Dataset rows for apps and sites
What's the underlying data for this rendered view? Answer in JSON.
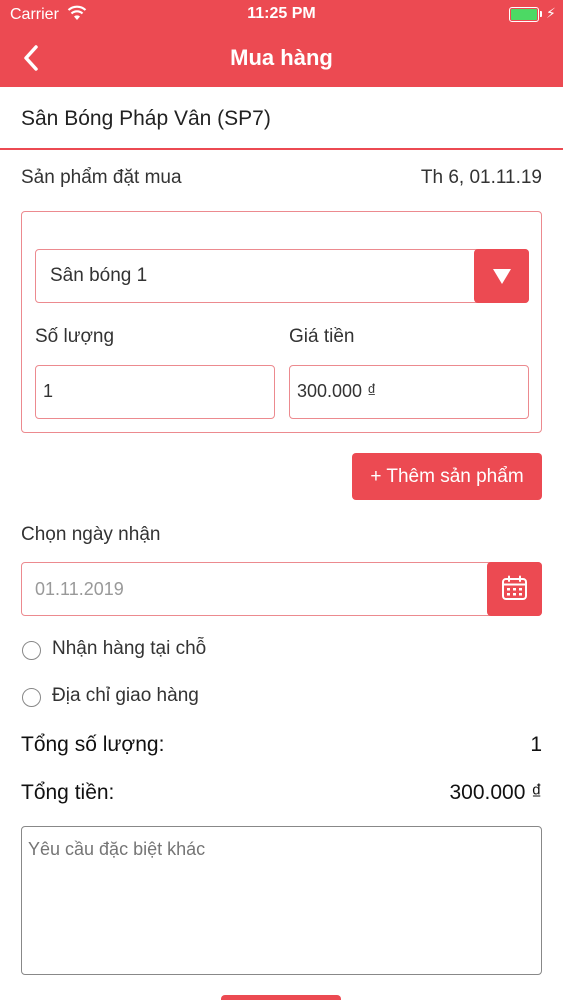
{
  "status_bar": {
    "carrier": "Carrier",
    "time": "11:25 PM",
    "battery_color": "#4cd964"
  },
  "nav": {
    "title": "Mua hàng",
    "back_icon": "chevron-left-icon"
  },
  "venue": {
    "name": "Sân Bóng Pháp Vân (SP7)"
  },
  "order": {
    "section_label": "Sản phẩm đặt mua",
    "date": "Th 6, 01.11.19",
    "product": {
      "selected": "Sân bóng 1",
      "quantity_label": "Số lượng",
      "quantity_value": "1",
      "price_label": "Giá tiền",
      "price_value": "300.000 ₫"
    },
    "add_button": "+ Thêm sản phẩm"
  },
  "delivery": {
    "date_label": "Chọn ngày nhận",
    "date_placeholder": "01.11.2019",
    "option_pickup": "Nhận hàng tại chỗ",
    "option_address": "Địa chỉ giao hàng"
  },
  "totals": {
    "qty_label": "Tổng số lượng:",
    "qty_value": "1",
    "money_label": "Tổng tiền:",
    "money_value": "300.000 ₫"
  },
  "notes": {
    "placeholder": "Yêu cầu đặc biệt khác"
  },
  "colors": {
    "accent": "#ec4a52"
  }
}
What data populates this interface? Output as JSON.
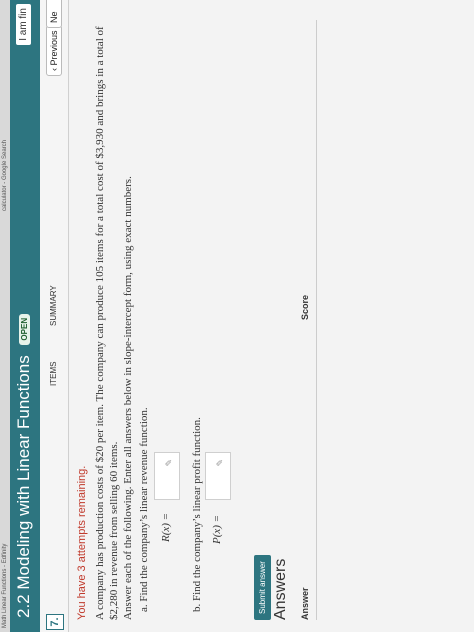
{
  "browser": {
    "tab_left": "Math Linear Functions - Edfinity",
    "tab_right": "calculator - Google Search"
  },
  "header": {
    "title": "2.2 Modeling with Linear Functions",
    "badge": "OPEN",
    "user": "I am fin"
  },
  "subnav": {
    "question_number": "7.",
    "tabs": [
      "ITEMS",
      "SUMMARY"
    ],
    "previous": "‹ Previous",
    "next": "Ne"
  },
  "problem": {
    "attempts": "You have 3 attempts remaining.",
    "text": "A company has production costs of $20 per item. The company can produce 105 items for a total cost of $3,930 and brings in a total of $2,280 in revenue from selling 60 items.",
    "instructions": "Answer each of the following. Enter all answers below in slope-intercept form, using exact numbers.",
    "part_a": "a.  Find the company’s linear revenue function.",
    "r_label": "R(x) =",
    "part_b": "b.  Find the company’s linear profit function.",
    "p_label": "P(x) =",
    "input_icon": "✎"
  },
  "submit": "Submit answer",
  "answers": {
    "title": "Answers",
    "columns": [
      "Answer",
      "Score"
    ]
  }
}
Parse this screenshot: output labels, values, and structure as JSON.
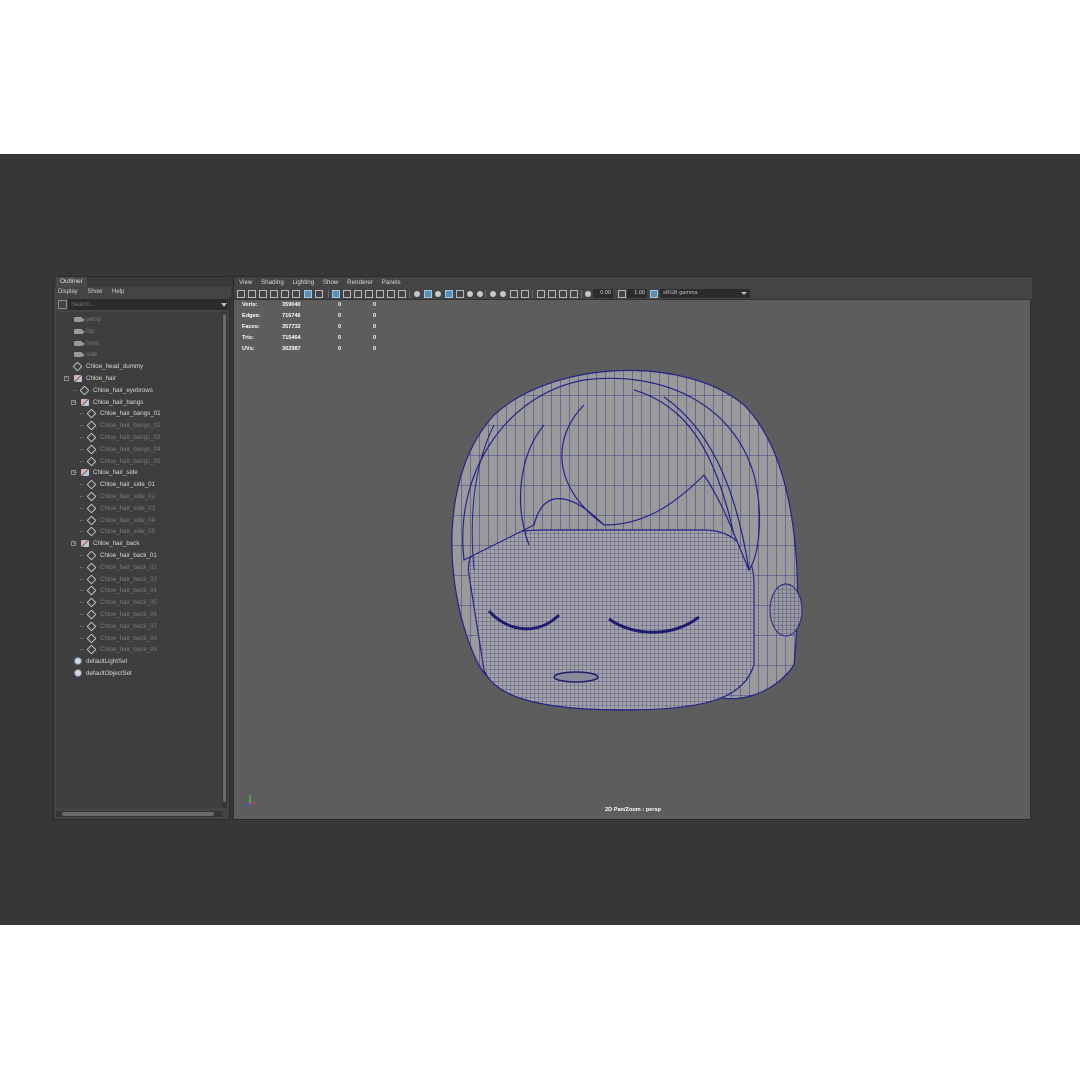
{
  "outliner": {
    "tab": "Outliner",
    "menu": [
      "Display",
      "Show",
      "Help"
    ],
    "search_placeholder": "Search...",
    "items": [
      {
        "label": "persp",
        "icon": "camera-icon",
        "dim": true,
        "level": 0
      },
      {
        "label": "top",
        "icon": "camera-icon",
        "dim": true,
        "level": 0
      },
      {
        "label": "front",
        "icon": "camera-icon",
        "dim": true,
        "level": 0
      },
      {
        "label": "side",
        "icon": "camera-icon",
        "dim": true,
        "level": 0
      },
      {
        "label": "Chloe_head_dummy",
        "icon": "mesh-icon",
        "dim": false,
        "level": 0
      },
      {
        "label": "Chloe_hair",
        "icon": "group-icon",
        "dim": false,
        "level": 0,
        "expander": "-"
      },
      {
        "label": "Chloe_hair_eyebrows",
        "icon": "mesh-icon",
        "dim": false,
        "level": 1
      },
      {
        "label": "Chloe_hair_bangs",
        "icon": "group-icon",
        "dim": false,
        "level": 1,
        "expander": "-"
      },
      {
        "label": "Chloe_hair_bangs_01",
        "icon": "mesh-icon",
        "dim": false,
        "level": 2
      },
      {
        "label": "Chloe_hair_bangs_02",
        "icon": "mesh-icon",
        "dim": true,
        "level": 2
      },
      {
        "label": "Chloe_hair_bangs_03",
        "icon": "mesh-icon",
        "dim": true,
        "level": 2
      },
      {
        "label": "Chloe_hair_bangs_04",
        "icon": "mesh-icon",
        "dim": true,
        "level": 2
      },
      {
        "label": "Chloe_hair_bangs_05",
        "icon": "mesh-icon",
        "dim": true,
        "level": 2
      },
      {
        "label": "Chloe_hair_side",
        "icon": "group-icon",
        "dim": false,
        "level": 1,
        "expander": "-"
      },
      {
        "label": "Chloe_hair_side_01",
        "icon": "mesh-icon",
        "dim": false,
        "level": 2
      },
      {
        "label": "Chloe_hair_side_02",
        "icon": "mesh-icon",
        "dim": true,
        "level": 2
      },
      {
        "label": "Chloe_hair_side_03",
        "icon": "mesh-icon",
        "dim": true,
        "level": 2
      },
      {
        "label": "Chloe_hair_side_04",
        "icon": "mesh-icon",
        "dim": true,
        "level": 2
      },
      {
        "label": "Chloe_hair_side_05",
        "icon": "mesh-icon",
        "dim": true,
        "level": 2
      },
      {
        "label": "Chloe_hair_back",
        "icon": "group-icon",
        "dim": false,
        "level": 1,
        "expander": "-"
      },
      {
        "label": "Chloe_hair_back_01",
        "icon": "mesh-icon",
        "dim": false,
        "level": 2
      },
      {
        "label": "Chloe_hair_back_02",
        "icon": "mesh-icon",
        "dim": true,
        "level": 2
      },
      {
        "label": "Chloe_hair_back_03",
        "icon": "mesh-icon",
        "dim": true,
        "level": 2
      },
      {
        "label": "Chloe_hair_back_04",
        "icon": "mesh-icon",
        "dim": true,
        "level": 2
      },
      {
        "label": "Chloe_hair_back_05",
        "icon": "mesh-icon",
        "dim": true,
        "level": 2
      },
      {
        "label": "Chloe_hair_back_06",
        "icon": "mesh-icon",
        "dim": true,
        "level": 2
      },
      {
        "label": "Chloe_hair_back_07",
        "icon": "mesh-icon",
        "dim": true,
        "level": 2
      },
      {
        "label": "Chloe_hair_back_08",
        "icon": "mesh-icon",
        "dim": true,
        "level": 2
      },
      {
        "label": "Chloe_hair_back_09",
        "icon": "mesh-icon",
        "dim": true,
        "level": 2
      },
      {
        "label": "defaultLightSet",
        "icon": "set-icon",
        "dim": false,
        "level": 0
      },
      {
        "label": "defaultObjectSet",
        "icon": "set-icon",
        "dim": false,
        "level": 0
      }
    ]
  },
  "viewport": {
    "menu": [
      "View",
      "Shading",
      "Lighting",
      "Show",
      "Renderer",
      "Panels"
    ],
    "exposure": "0.00",
    "gamma": "1.00",
    "color_space": "sRGB gamma",
    "camera_label": "2D Pan/Zoom : persp",
    "hud": [
      {
        "label": "Verts:",
        "a": "359040",
        "b": "0",
        "c": "0"
      },
      {
        "label": "Edges:",
        "a": "716746",
        "b": "0",
        "c": "0"
      },
      {
        "label": "Faces:",
        "a": "357732",
        "b": "0",
        "c": "0"
      },
      {
        "label": "Tris:",
        "a": "715464",
        "b": "0",
        "c": "0"
      },
      {
        "label": "UVs:",
        "a": "362987",
        "b": "0",
        "c": "0"
      }
    ]
  },
  "colors": {
    "frame_bg": "#373737",
    "viewport_bg": "#5d5d5d",
    "wireframe": "#2a2a8a",
    "mesh": "#9a9a9a"
  }
}
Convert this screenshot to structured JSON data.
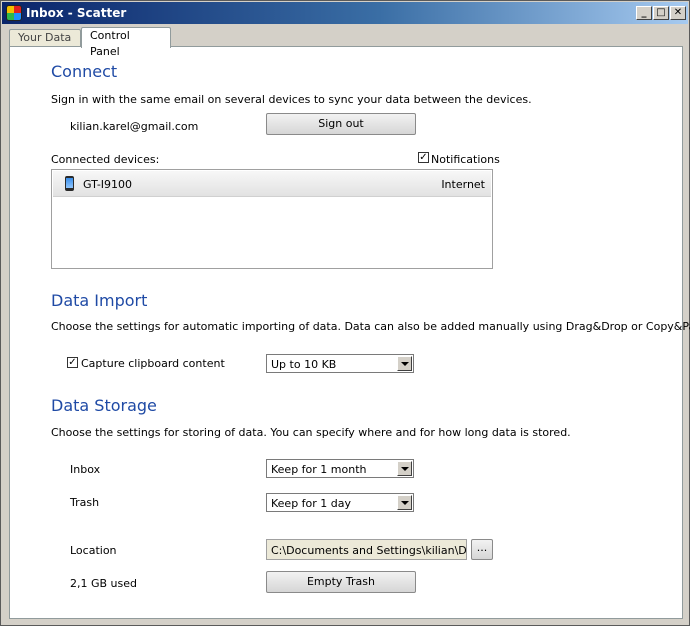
{
  "window": {
    "title": "Inbox - Scatter",
    "minimize_glyph": "_",
    "maximize_glyph": "□",
    "close_glyph": "✕"
  },
  "tabs": [
    {
      "label": "Your Data",
      "active": false
    },
    {
      "label": "Control Panel",
      "active": true
    }
  ],
  "connect": {
    "heading": "Connect",
    "description": "Sign in with the same email on several devices to sync your data between the devices.",
    "email": "kilian.karel@gmail.com",
    "sign_out_label": "Sign out",
    "devices_label": "Connected devices:",
    "notifications_label": "Notifications",
    "notifications_checked": true,
    "devices": [
      {
        "name": "GT-I9100",
        "connection": "Internet",
        "icon": "phone-icon"
      }
    ]
  },
  "data_import": {
    "heading": "Data Import",
    "description": "Choose the settings for automatic importing of data. Data can also be added manually using Drag&Drop or Copy&Paste.",
    "capture_label": "Capture clipboard content",
    "capture_checked": true,
    "capture_limit": "Up to 10 KB"
  },
  "data_storage": {
    "heading": "Data Storage",
    "description": "Choose the settings for storing of data. You can specify where and for how long data is stored.",
    "inbox_label": "Inbox",
    "inbox_value": "Keep for 1 month",
    "trash_label": "Trash",
    "trash_value": "Keep for 1 day",
    "location_label": "Location",
    "location_value": "C:\\Documents and Settings\\kilian\\Dokum",
    "browse_label": "...",
    "usage": "2,1 GB used",
    "empty_trash_label": "Empty Trash"
  },
  "check_glyph": "✓"
}
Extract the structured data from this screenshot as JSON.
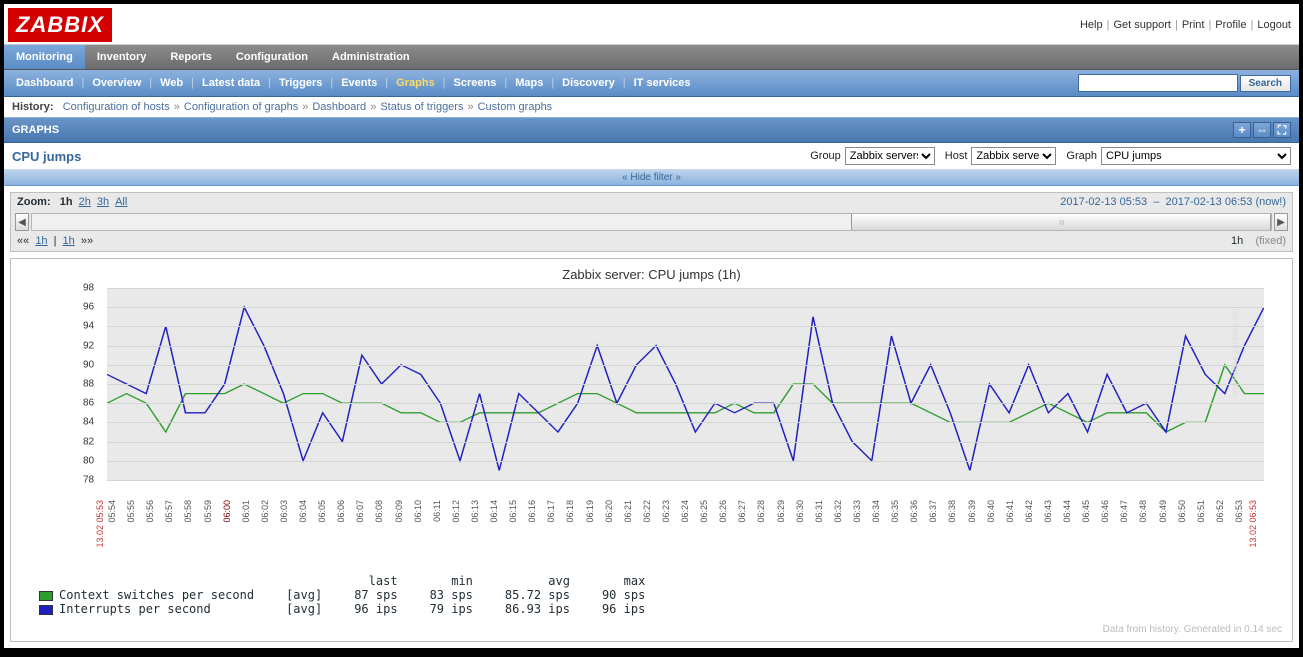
{
  "logo": "ZABBIX",
  "top_links": [
    "Help",
    "Get support",
    "Print",
    "Profile",
    "Logout"
  ],
  "main_nav": [
    "Monitoring",
    "Inventory",
    "Reports",
    "Configuration",
    "Administration"
  ],
  "main_nav_active": 0,
  "sub_nav": [
    "Dashboard",
    "Overview",
    "Web",
    "Latest data",
    "Triggers",
    "Events",
    "Graphs",
    "Screens",
    "Maps",
    "Discovery",
    "IT services"
  ],
  "sub_nav_active": 6,
  "search_btn": "Search",
  "history_label": "History:",
  "history": [
    "Configuration of hosts",
    "Configuration of graphs",
    "Dashboard",
    "Status of triggers",
    "Custom graphs"
  ],
  "section": "GRAPHS",
  "page_title": "CPU jumps",
  "filter": {
    "group_label": "Group",
    "group_value": "Zabbix servers",
    "host_label": "Host",
    "host_value": "Zabbix server",
    "graph_label": "Graph",
    "graph_value": "CPU jumps"
  },
  "hide_filter": "Hide filter",
  "zoom": {
    "label": "Zoom:",
    "levels": [
      "1h",
      "2h",
      "3h",
      "All"
    ],
    "active": 0
  },
  "daterange": {
    "from": "2017-02-13 05:53",
    "sep": "–",
    "to": "2017-02-13 06:53",
    "now": "(now!)"
  },
  "navrow": {
    "back2": "««",
    "back_1h": "1h",
    "sep": "|",
    "fwd_1h": "1h",
    "fwd2": "»»",
    "period": "1h",
    "fixed": "(fixed)"
  },
  "chart_data": {
    "type": "line",
    "title": "Zabbix server: CPU jumps (1h)",
    "ylabel": "",
    "ylim": [
      78,
      98
    ],
    "yticks": [
      78,
      80,
      82,
      84,
      86,
      88,
      90,
      92,
      94,
      96,
      98
    ],
    "x_start_label": "13.02 05:53",
    "x_end_label": "13.02 06:53",
    "x_hour_label": "06:00",
    "x": [
      "05:54",
      "05:55",
      "05:56",
      "05:57",
      "05:58",
      "05:59",
      "06:00",
      "06:01",
      "06:02",
      "06:03",
      "06:04",
      "06:05",
      "06:06",
      "06:07",
      "06:08",
      "06:09",
      "06:10",
      "06:11",
      "06:12",
      "06:13",
      "06:14",
      "06:15",
      "06:16",
      "06:17",
      "06:18",
      "06:19",
      "06:20",
      "06:21",
      "06:22",
      "06:23",
      "06:24",
      "06:25",
      "06:26",
      "06:27",
      "06:28",
      "06:29",
      "06:30",
      "06:31",
      "06:32",
      "06:33",
      "06:34",
      "06:35",
      "06:36",
      "06:37",
      "06:38",
      "06:39",
      "06:40",
      "06:41",
      "06:42",
      "06:43",
      "06:44",
      "06:45",
      "06:46",
      "06:47",
      "06:48",
      "06:49",
      "06:50",
      "06:51",
      "06:52",
      "06:53"
    ],
    "series": [
      {
        "name": "Context switches per second",
        "color": "#2e9e2e",
        "agg": "[avg]",
        "stats": {
          "last": "87 sps",
          "min": "83 sps",
          "avg": "85.72 sps",
          "max": "90 sps"
        },
        "values": [
          86,
          87,
          86,
          83,
          87,
          87,
          87,
          88,
          87,
          86,
          87,
          87,
          86,
          86,
          86,
          85,
          85,
          84,
          84,
          85,
          85,
          85,
          85,
          86,
          87,
          87,
          86,
          85,
          85,
          85,
          85,
          85,
          86,
          85,
          85,
          88,
          88,
          86,
          86,
          86,
          86,
          86,
          85,
          84,
          84,
          84,
          84,
          85,
          86,
          85,
          84,
          85,
          85,
          85,
          83,
          84,
          84,
          90,
          87,
          87
        ]
      },
      {
        "name": "Interrupts per second",
        "color": "#2020c0",
        "agg": "[avg]",
        "stats": {
          "last": "96 ips",
          "min": "79 ips",
          "avg": "86.93 ips",
          "max": "96 ips"
        },
        "values": [
          89,
          88,
          87,
          94,
          85,
          85,
          88,
          96,
          92,
          87,
          80,
          85,
          82,
          91,
          88,
          90,
          89,
          86,
          80,
          87,
          79,
          87,
          85,
          83,
          86,
          92,
          86,
          90,
          92,
          88,
          83,
          86,
          85,
          86,
          86,
          80,
          95,
          86,
          82,
          80,
          93,
          86,
          90,
          85,
          79,
          88,
          85,
          90,
          85,
          87,
          83,
          89,
          85,
          86,
          83,
          93,
          89,
          87,
          92,
          96
        ]
      }
    ]
  },
  "legend_headers": [
    "last",
    "min",
    "avg",
    "max"
  ],
  "footer": "Data from history. Generated in 0.14 sec",
  "watermark": "http://www.zabbix.com"
}
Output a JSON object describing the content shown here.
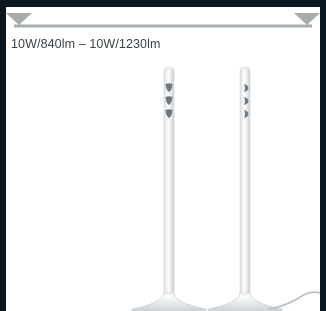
{
  "spec": {
    "range_label": "10W/840lm – 10W/1230lm"
  },
  "colors": {
    "background": "#0b1720",
    "panel": "#ffffff",
    "bar": "#a7acaf",
    "lamp": "#eef1f3",
    "led": "#6f787e"
  }
}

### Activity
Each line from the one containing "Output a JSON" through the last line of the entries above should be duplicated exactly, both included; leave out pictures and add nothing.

### Answer to the exercise
Output a JSON object describing the content shown here.
{
  "spec": {
    "range_label": "10W/840lm – 10W/1230lm"
  },
  "colors": {
    "background": "#0b1720",
    "panel": "#ffffff",
    "bar": "#a7acaf",
    "lamp": "#eef1f3",
    "led": "#6f787e"
  }
}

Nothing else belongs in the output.